Working data:

--- START ---

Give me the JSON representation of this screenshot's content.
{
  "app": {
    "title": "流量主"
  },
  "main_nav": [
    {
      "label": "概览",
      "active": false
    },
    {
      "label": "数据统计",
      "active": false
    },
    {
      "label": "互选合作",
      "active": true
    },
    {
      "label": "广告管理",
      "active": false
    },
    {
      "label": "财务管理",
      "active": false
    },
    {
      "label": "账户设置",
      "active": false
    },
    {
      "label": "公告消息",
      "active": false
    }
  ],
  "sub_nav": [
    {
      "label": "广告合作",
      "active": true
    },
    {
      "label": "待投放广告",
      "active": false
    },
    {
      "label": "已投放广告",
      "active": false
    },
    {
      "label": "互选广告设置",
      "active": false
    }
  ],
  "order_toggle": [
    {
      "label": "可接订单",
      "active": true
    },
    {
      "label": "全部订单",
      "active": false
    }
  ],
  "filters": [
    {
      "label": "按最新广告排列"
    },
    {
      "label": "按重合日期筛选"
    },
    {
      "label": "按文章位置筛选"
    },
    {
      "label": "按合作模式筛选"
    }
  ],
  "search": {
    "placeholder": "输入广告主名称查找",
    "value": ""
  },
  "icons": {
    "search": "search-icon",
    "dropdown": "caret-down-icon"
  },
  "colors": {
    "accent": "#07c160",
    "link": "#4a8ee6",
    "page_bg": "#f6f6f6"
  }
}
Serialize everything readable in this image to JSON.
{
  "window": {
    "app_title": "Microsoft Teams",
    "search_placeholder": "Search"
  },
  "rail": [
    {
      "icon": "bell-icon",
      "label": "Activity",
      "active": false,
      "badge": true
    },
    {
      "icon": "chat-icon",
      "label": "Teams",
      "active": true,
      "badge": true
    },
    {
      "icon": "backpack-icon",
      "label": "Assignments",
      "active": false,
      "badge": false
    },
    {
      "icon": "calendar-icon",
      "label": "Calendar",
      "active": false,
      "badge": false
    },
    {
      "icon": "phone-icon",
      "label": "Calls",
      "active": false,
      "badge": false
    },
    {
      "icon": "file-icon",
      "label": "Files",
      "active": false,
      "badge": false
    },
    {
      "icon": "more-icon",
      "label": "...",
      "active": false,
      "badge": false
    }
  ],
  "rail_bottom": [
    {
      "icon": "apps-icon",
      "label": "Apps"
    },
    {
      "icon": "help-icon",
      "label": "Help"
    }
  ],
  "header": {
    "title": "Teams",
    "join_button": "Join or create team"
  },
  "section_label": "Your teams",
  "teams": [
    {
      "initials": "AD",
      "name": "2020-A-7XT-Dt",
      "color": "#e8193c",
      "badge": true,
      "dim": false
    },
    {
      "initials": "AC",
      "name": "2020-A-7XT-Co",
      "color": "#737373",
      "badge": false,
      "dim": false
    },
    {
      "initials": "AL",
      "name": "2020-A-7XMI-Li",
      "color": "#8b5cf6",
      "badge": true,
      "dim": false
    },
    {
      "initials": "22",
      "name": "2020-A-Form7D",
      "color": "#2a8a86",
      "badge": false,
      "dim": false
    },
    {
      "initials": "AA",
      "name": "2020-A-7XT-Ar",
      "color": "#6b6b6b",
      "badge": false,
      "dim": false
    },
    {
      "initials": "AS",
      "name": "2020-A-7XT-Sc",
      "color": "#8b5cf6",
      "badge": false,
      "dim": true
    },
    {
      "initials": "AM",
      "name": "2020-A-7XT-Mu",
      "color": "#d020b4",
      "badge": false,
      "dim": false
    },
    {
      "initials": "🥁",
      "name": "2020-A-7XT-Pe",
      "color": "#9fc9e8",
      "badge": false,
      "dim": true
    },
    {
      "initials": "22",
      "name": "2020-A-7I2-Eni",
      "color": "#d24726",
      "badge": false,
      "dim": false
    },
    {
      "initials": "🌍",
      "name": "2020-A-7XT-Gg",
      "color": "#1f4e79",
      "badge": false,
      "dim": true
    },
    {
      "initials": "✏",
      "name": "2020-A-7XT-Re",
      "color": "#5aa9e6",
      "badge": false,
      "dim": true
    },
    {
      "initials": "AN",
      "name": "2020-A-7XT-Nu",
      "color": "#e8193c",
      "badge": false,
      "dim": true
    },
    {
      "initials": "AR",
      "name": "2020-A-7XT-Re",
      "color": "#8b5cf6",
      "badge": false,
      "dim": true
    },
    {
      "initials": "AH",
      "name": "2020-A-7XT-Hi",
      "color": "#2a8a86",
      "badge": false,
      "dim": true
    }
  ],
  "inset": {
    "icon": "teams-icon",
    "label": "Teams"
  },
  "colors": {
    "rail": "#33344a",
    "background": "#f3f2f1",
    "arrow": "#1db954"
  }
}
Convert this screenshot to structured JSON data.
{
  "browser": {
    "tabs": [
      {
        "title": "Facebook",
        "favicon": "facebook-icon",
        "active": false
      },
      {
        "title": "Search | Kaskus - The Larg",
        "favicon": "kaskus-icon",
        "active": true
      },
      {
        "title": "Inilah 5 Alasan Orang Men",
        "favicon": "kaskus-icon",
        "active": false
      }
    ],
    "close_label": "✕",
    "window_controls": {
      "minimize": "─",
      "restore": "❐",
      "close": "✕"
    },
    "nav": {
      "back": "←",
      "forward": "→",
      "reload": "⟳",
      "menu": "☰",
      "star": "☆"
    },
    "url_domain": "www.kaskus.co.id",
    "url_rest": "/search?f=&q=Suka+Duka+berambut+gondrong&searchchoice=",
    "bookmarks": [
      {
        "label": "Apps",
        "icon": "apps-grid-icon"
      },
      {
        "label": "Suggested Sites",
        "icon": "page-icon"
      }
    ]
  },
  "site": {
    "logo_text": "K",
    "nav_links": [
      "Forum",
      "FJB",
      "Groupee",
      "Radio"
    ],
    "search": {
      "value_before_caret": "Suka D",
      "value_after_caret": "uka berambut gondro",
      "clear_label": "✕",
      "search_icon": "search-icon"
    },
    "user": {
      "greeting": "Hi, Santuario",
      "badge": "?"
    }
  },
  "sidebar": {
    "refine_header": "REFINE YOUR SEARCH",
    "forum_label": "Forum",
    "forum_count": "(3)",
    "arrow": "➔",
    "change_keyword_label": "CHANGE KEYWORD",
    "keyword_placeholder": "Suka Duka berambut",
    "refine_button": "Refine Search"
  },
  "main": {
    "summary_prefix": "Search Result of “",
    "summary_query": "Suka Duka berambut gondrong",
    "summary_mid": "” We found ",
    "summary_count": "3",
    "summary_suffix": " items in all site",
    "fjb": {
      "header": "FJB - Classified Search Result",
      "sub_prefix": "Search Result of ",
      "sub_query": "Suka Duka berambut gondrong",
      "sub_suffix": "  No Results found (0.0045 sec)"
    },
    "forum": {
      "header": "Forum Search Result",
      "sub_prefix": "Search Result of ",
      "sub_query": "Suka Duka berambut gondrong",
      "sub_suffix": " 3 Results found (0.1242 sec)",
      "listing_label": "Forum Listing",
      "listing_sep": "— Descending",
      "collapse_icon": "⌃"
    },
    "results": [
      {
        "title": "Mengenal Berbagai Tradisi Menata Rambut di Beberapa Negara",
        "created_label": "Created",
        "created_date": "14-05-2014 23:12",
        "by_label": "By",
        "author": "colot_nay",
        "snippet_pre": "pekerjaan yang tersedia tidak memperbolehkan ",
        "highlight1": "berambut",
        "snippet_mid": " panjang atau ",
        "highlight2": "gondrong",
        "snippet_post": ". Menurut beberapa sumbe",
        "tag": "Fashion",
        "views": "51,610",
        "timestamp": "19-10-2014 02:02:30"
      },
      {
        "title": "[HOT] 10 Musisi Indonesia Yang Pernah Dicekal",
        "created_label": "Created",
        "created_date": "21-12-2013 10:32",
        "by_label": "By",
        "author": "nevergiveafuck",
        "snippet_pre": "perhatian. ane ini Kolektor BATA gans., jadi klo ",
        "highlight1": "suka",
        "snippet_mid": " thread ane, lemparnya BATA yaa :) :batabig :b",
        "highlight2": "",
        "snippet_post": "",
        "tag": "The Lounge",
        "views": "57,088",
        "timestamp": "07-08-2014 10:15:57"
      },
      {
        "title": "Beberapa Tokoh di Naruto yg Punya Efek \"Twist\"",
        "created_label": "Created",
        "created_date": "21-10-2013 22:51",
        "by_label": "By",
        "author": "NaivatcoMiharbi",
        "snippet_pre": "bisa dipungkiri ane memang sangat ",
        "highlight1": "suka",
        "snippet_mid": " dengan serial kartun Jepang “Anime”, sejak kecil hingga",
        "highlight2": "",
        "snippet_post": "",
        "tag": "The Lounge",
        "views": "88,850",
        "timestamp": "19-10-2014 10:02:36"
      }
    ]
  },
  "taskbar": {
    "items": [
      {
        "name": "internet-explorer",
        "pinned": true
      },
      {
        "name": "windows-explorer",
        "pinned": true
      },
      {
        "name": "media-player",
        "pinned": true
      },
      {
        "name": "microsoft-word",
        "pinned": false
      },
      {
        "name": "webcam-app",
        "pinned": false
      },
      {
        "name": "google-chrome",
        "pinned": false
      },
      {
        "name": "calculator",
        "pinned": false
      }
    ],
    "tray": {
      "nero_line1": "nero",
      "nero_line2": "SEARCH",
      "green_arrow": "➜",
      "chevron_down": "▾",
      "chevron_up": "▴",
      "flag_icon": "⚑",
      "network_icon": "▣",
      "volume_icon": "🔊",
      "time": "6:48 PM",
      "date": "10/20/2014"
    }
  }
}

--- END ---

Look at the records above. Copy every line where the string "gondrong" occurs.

    "url_rest": "/search?f=&q=Suka+Duka+berambut+gondrong&searchchoice=",
    "summary_query": "Suka Duka berambut gondrong",
      "sub_query": "Suka Duka berambut gondrong",
      "sub_query": "Suka Duka berambut gondrong",
        "highlight2": "gondrong",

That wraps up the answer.